On one hand, frequent suicide bombings help to meet the more immediate ends of terrorism. While a single attack probably won't drive out an occupying force or bring about political or cultural change, it can spread fear and attract attention to a terrorist organization's message. And in some cases, the groups behind terrorist attacks have made substantial victory claims.


Take Lebanon, where the first modern suicide bombings took place. U.S. troops entered the country in 1982 to help stabilize the region, but pulled out in 1984 following several deadly suicide attacks against U.S. and French embassies. In his memoirs, then President Ronald Reagan attributed the decision to the loss of 241 Marines in a suicide truck bombing [source: ­Barlow].

­­Japanese kamikaze tactics led to a different decision from U.S. forces in World War II. Believing that the Japanese inclination for martyrdom would make a land war on the island nation too costly, the ­United States instead dropped atomic bombs on the densely populated cities of Hiroshima and Nagasaki.

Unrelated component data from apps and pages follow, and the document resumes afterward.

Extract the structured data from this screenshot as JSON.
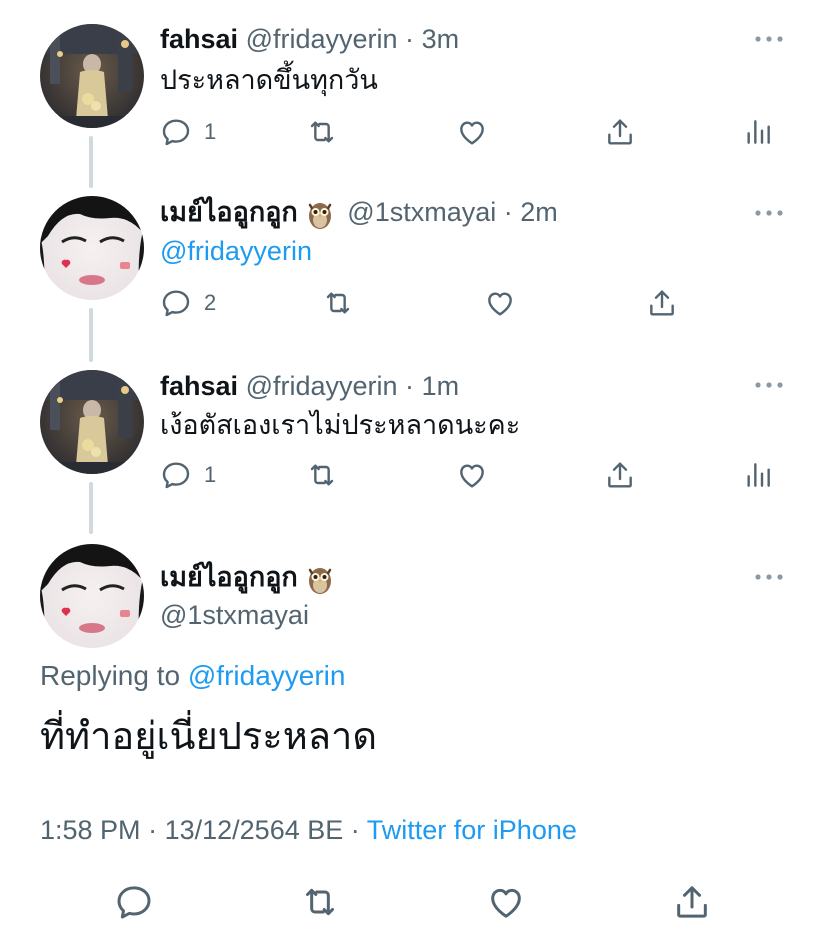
{
  "tweets": [
    {
      "name": "fahsai",
      "handle": "@fridayyerin",
      "sep": "·",
      "time": "3m",
      "text": "ประหลาดขึ้นทุกวัน",
      "reply_count": "1",
      "avatar": "street-photo"
    },
    {
      "name": "เมย์ไออูกอูก",
      "emoji": "owl",
      "handle": "@1stxmayai",
      "sep": "·",
      "time": "2m",
      "text": "@fridayyerin",
      "text_is_mention": true,
      "reply_count": "2",
      "avatar": "face-photo"
    },
    {
      "name": "fahsai",
      "handle": "@fridayyerin",
      "sep": "·",
      "time": "1m",
      "text": "เง้อตัสเองเราไม่ประหลาดนะคะ",
      "reply_count": "1",
      "avatar": "street-photo"
    }
  ],
  "main": {
    "name": "เมย์ไออูกอูก",
    "emoji": "owl",
    "handle": "@1stxmayai",
    "replying_label": "Replying to",
    "replying_to": "@fridayyerin",
    "text": "ที่ทำอยู่เนี่ยประหลาด",
    "time": "1:58 PM",
    "sep": "·",
    "date": "13/12/2564 BE",
    "source": "Twitter for iPhone"
  },
  "colors": {
    "text": "#0f1419",
    "secondary": "#536471",
    "link": "#1d9bf0",
    "thread": "#cfd9de"
  },
  "icons": [
    "reply-icon",
    "retweet-icon",
    "like-icon",
    "share-icon",
    "analytics-icon",
    "more-icon",
    "owl-emoji-icon"
  ]
}
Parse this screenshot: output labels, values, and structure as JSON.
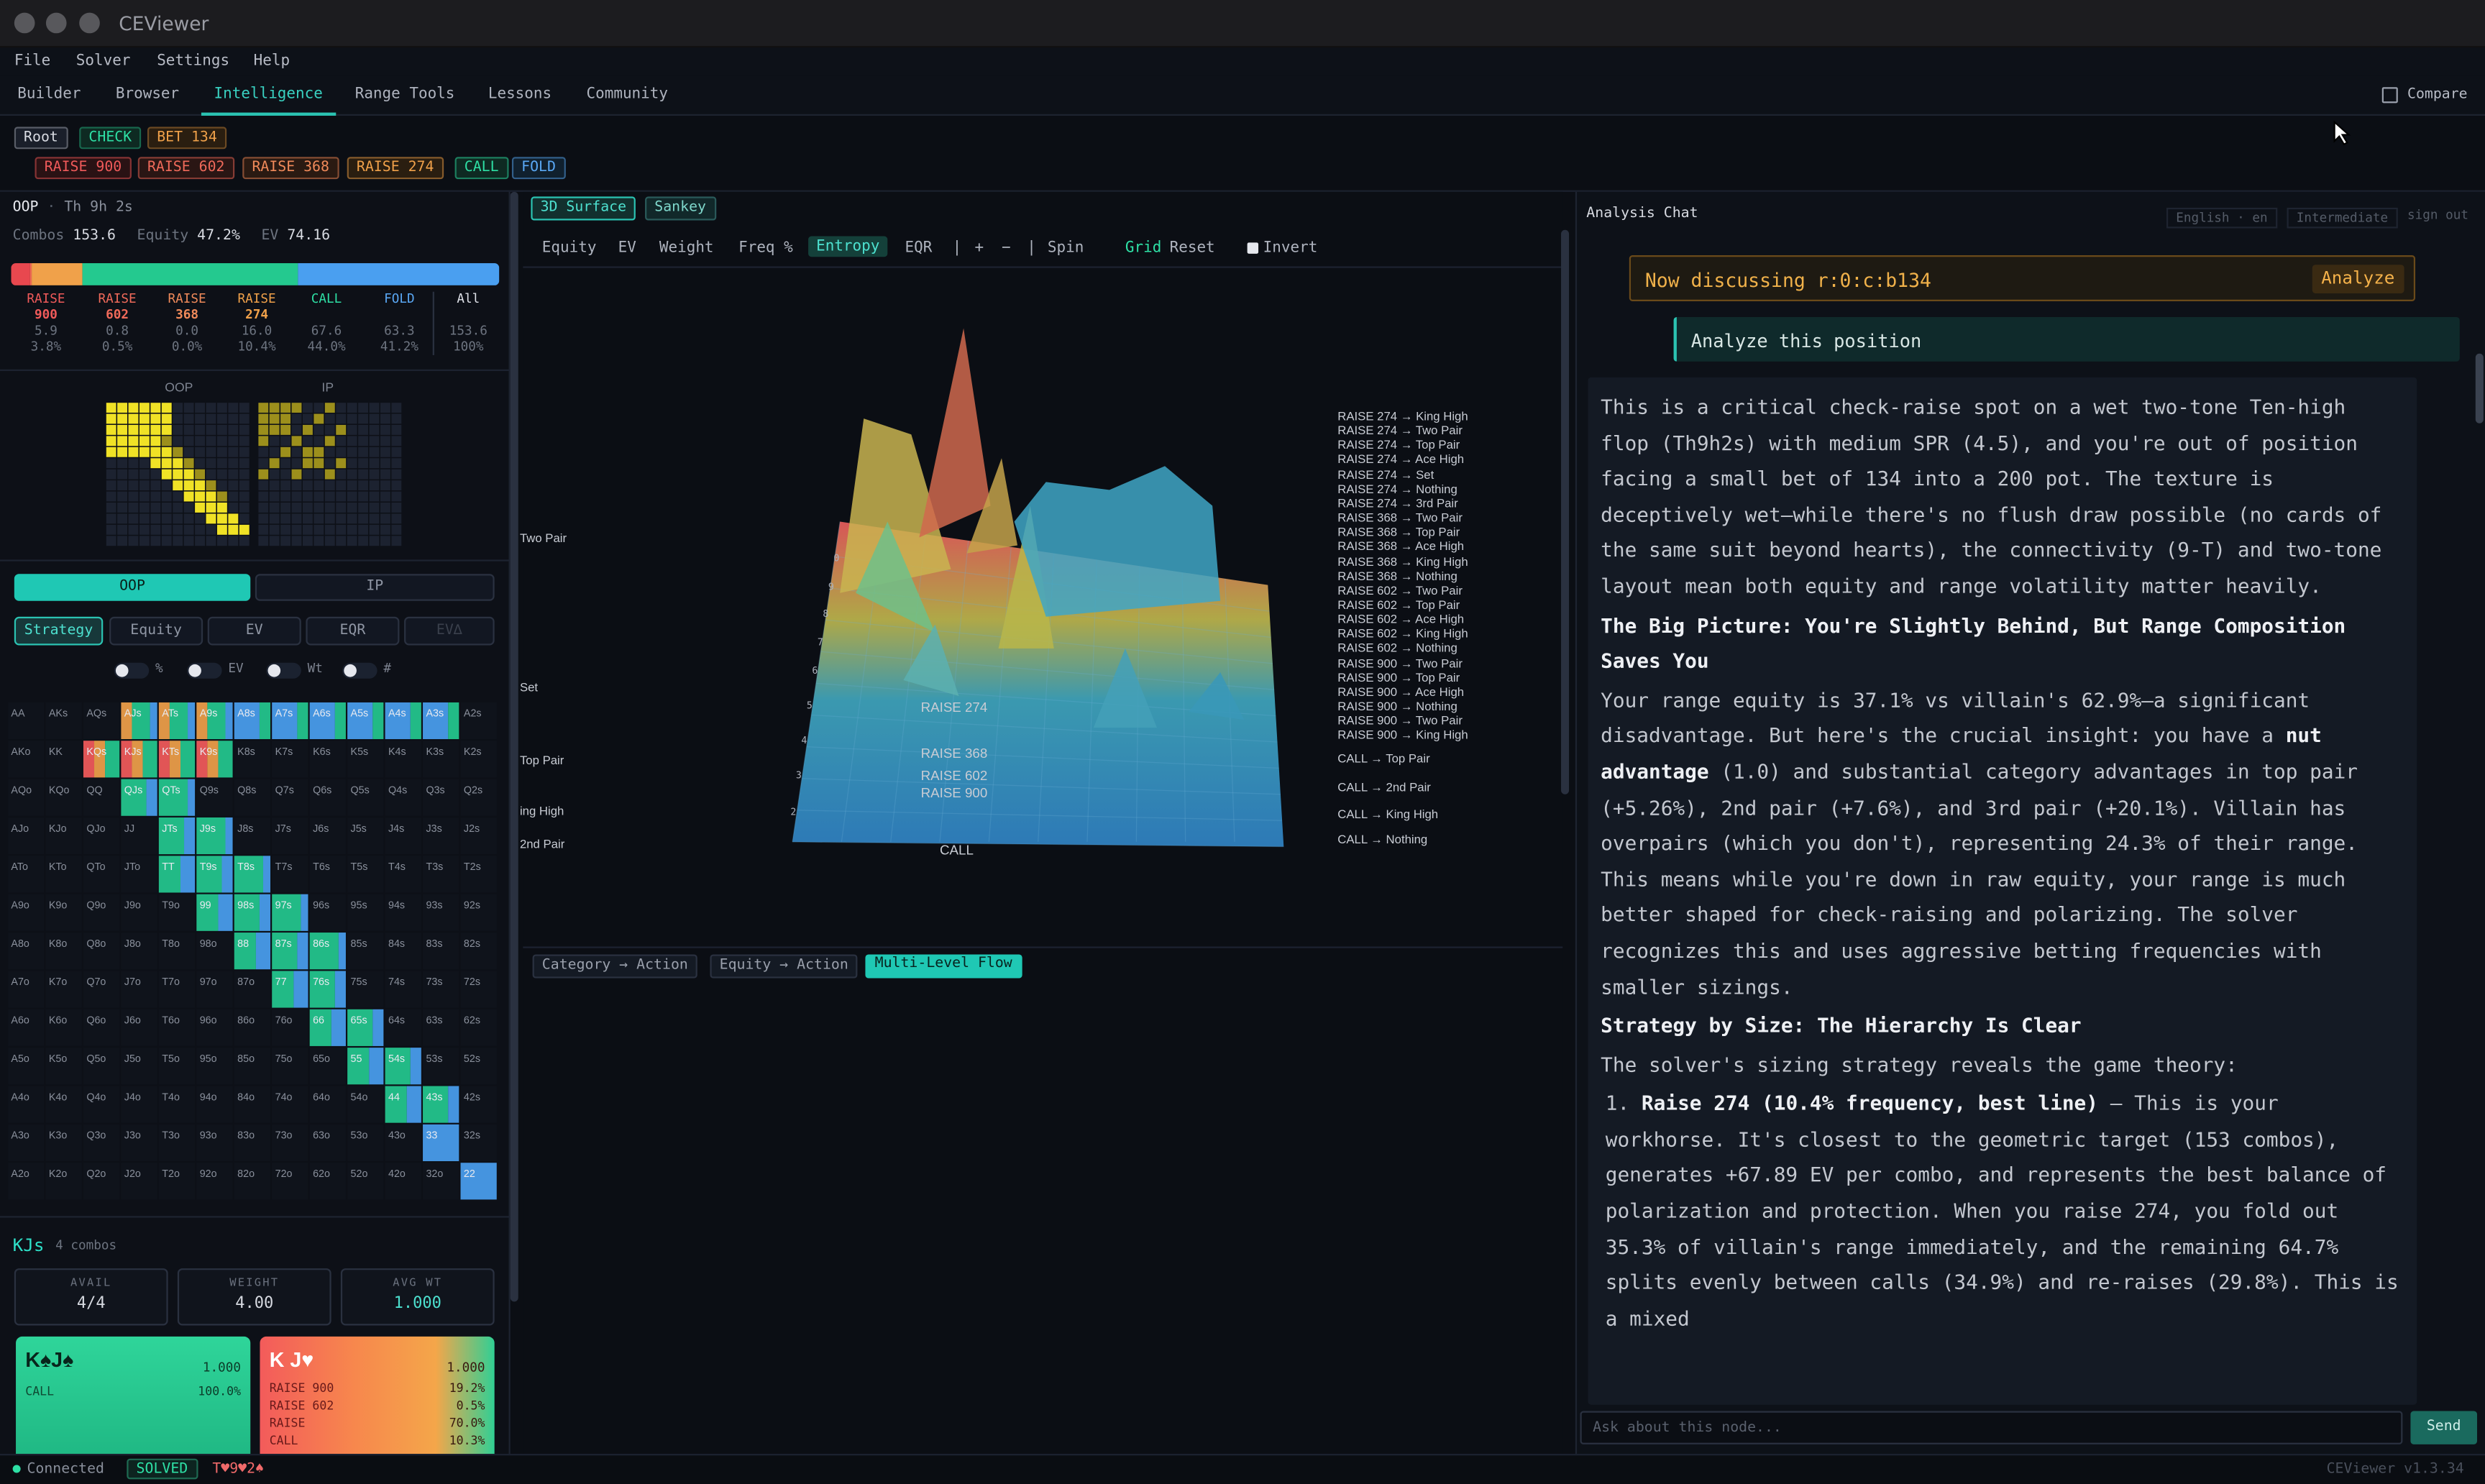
{
  "app_title": "CEViewer",
  "menu": [
    "File",
    "Solver",
    "Settings",
    "Help"
  ],
  "tabs": [
    "Builder",
    "Browser",
    "Intelligence",
    "Range Tools",
    "Lessons",
    "Community"
  ],
  "compare_label": "Compare",
  "crumbs_row1": [
    {
      "label": "Root",
      "color": "#d8dbe2",
      "bg": "#1a1f2a"
    },
    {
      "label": "CHECK",
      "color": "#2ee0a5",
      "bg": "#0e2a22"
    },
    {
      "label": "BET 134",
      "color": "#f0a14a",
      "bg": "#2a1e10"
    }
  ],
  "crumbs_row2": [
    {
      "label": "RAISE 900",
      "color": "#f05a5a",
      "bg": "#2a1214"
    },
    {
      "label": "RAISE 602",
      "color": "#f06a5a",
      "bg": "#2a1614"
    },
    {
      "label": "RAISE 368",
      "color": "#f08a5a",
      "bg": "#2a1a12"
    },
    {
      "label": "RAISE 274",
      "color": "#f0a14a",
      "bg": "#2a1e10"
    },
    {
      "label": "CALL",
      "color": "#2ee0a5",
      "bg": "#0e2a22"
    },
    {
      "label": "FOLD",
      "color": "#5aa8f5",
      "bg": "#10202e"
    }
  ],
  "left": {
    "player": "OOP",
    "sep": "·",
    "timer": "Th 9h 2s",
    "combos_label": "Combos",
    "combos": "153.6",
    "equity_label": "Equity",
    "equity": "47.2%",
    "ev_label": "EV",
    "ev": "74.16",
    "actions": [
      {
        "name": "RAISE",
        "size": "900",
        "a": "5.9",
        "b": "3.8%",
        "color": "#f05a5a"
      },
      {
        "name": "RAISE",
        "size": "602",
        "a": "0.8",
        "b": "0.5%",
        "color": "#f06a5a"
      },
      {
        "name": "RAISE",
        "size": "368",
        "a": "0.0",
        "b": "0.0%",
        "color": "#f08a5a"
      },
      {
        "name": "RAISE",
        "size": "274",
        "a": "16.0",
        "b": "10.4%",
        "color": "#f0a14a"
      },
      {
        "name": "CALL",
        "size": "",
        "a": "67.6",
        "b": "44.0%",
        "color": "#2ee0a5"
      },
      {
        "name": "FOLD",
        "size": "",
        "a": "63.3",
        "b": "41.2%",
        "color": "#5aa8f5"
      },
      {
        "name": "All",
        "size": "",
        "a": "153.6",
        "b": "100%",
        "color": "#e0e3ea"
      }
    ],
    "mini_oop": "OOP",
    "mini_ip": "IP",
    "toggle_oop": "OOP",
    "toggle_ip": "IP",
    "modes": [
      "Strategy",
      "Equity",
      "EV",
      "EQR",
      "EV∆"
    ],
    "switches": [
      "%",
      "EV",
      "Wt",
      "#"
    ],
    "selected_hand": "KJs",
    "selected_combos": "4 combos",
    "stats": [
      {
        "k": "AVAIL",
        "v": "4/4"
      },
      {
        "k": "WEIGHT",
        "v": "4.00"
      },
      {
        "k": "AVG WT",
        "v": "1.000"
      }
    ],
    "card1": {
      "hand": "K♠J♠",
      "weight": "1.000",
      "act": "CALL",
      "pct": "100.0%"
    },
    "card2": {
      "hand": "K J♥",
      "weight": "1.000",
      "rows": [
        [
          "RAISE 900",
          "19.2%"
        ],
        [
          "RAISE 602",
          "0.5%"
        ],
        [
          "RAISE",
          "70.0%"
        ],
        [
          "CALL",
          "10.3%"
        ]
      ]
    }
  },
  "center": {
    "view_tabs": [
      "3D Surface",
      "Sankey"
    ],
    "toolbar": [
      "Equity",
      "EV",
      "Weight",
      "Freq %",
      "Entropy",
      "EQR",
      "|",
      "+",
      "−",
      "|",
      "Spin",
      "Grid",
      "Reset"
    ],
    "invert": "Invert",
    "z_ticks": [
      "0",
      "9",
      "8",
      "7",
      "6",
      "5",
      "4",
      "3",
      "2"
    ],
    "flow_tabs": [
      "Category → Action",
      "Equity → Action",
      "Multi-Level Flow"
    ],
    "sankey_left": [
      "Two Pair",
      "Set",
      "Top Pair",
      "ing High",
      "2nd Pair"
    ],
    "sankey_mid": [
      "RAISE 274",
      "RAISE 368",
      "RAISE 602",
      "RAISE 900",
      "CALL"
    ],
    "sankey_right": [
      "RAISE 274 → King High",
      "RAISE 274 → Two Pair",
      "RAISE 274 → Top Pair",
      "RAISE 274 → Ace High",
      "RAISE 274 → Set",
      "RAISE 274 → Nothing",
      "RAISE 274 → 3rd Pair",
      "RAISE 368 → Two Pair",
      "RAISE 368 → Top Pair",
      "RAISE 368 → Ace High",
      "RAISE 368 → King High",
      "RAISE 368 → Nothing",
      "RAISE 602 → Two Pair",
      "RAISE 602 → Top Pair",
      "RAISE 602 → Ace High",
      "RAISE 602 → King High",
      "RAISE 602 → Nothing",
      "RAISE 900 → Two Pair",
      "RAISE 900 → Top Pair",
      "RAISE 900 → Ace High",
      "RAISE 900 → Nothing",
      "RAISE 900 → Two Pair",
      "RAISE 900 → King High"
    ],
    "sankey_right_call": [
      "CALL → Top Pair",
      "CALL → 2nd Pair",
      "CALL → King High",
      "CALL → Nothing"
    ]
  },
  "chat": {
    "title": "Analysis Chat",
    "lang": "English · en",
    "level": "Intermediate",
    "signout": "sign out",
    "discussing": "Now discussing r:0:c:b134",
    "analyze_btn": "Analyze",
    "user_msg": "Analyze this position",
    "p1": "This is a critical check-raise spot on a wet two-tone Ten-high flop (Th9h2s) with medium SPR (4.5), and you're out of position facing a small bet of 134 into a 200 pot. The texture is deceptively wet—while there's no flush draw possible (no cards of the same suit beyond hearts), the connectivity (9-T) and two-tone layout mean both equity and range volatility matter heavily.",
    "h1": "The Big Picture: You're Slightly Behind, But Range Composition Saves You",
    "p2a": "Your range equity is 37.1% vs villain's 62.9%—a significant disadvantage. But here's the crucial insight: you have a ",
    "p2b": "nut advantage",
    "p2c": " (1.0) and substantial category advantages in top pair (+5.26%), 2nd pair (+7.6%), and 3rd pair (+20.1%). Villain has overpairs (which you don't), representing 24.3% of their range. This means while you're down in raw equity, your range is much better shaped for check-raising and polarizing. The solver recognizes this and uses aggressive betting frequencies with smaller sizings.",
    "h2": "Strategy by Size: The Hierarchy Is Clear",
    "p3": "The solver's sizing strategy reveals the game theory:",
    "li_num": "1.",
    "li_b": "Raise 274 (10.4% frequency, best line)",
    "li_t": " — This is your workhorse. It's closest to the geometric target (153 combos), generates +67.89 EV per combo, and represents the best balance of polarization and protection. When you raise 274, you fold out 35.3% of villain's range immediately, and the remaining 64.7% splits evenly between calls (34.9%) and re-raises (29.8%). This is a mixed",
    "input_placeholder": "Ask about this node...",
    "send": "Send"
  },
  "status": {
    "connected": "Connected",
    "solved": "SOLVED",
    "board": "T♥9♥2♠",
    "version": "CEViewer v1.3.34"
  }
}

­Suicide attacks can not only embolden your enemy, but also make it easier for your adversary to dehumanize you -- which in turn makes the choice to employ deadlier tactics even easier. Such escalations can lead to unending conflicts and wars of extermination.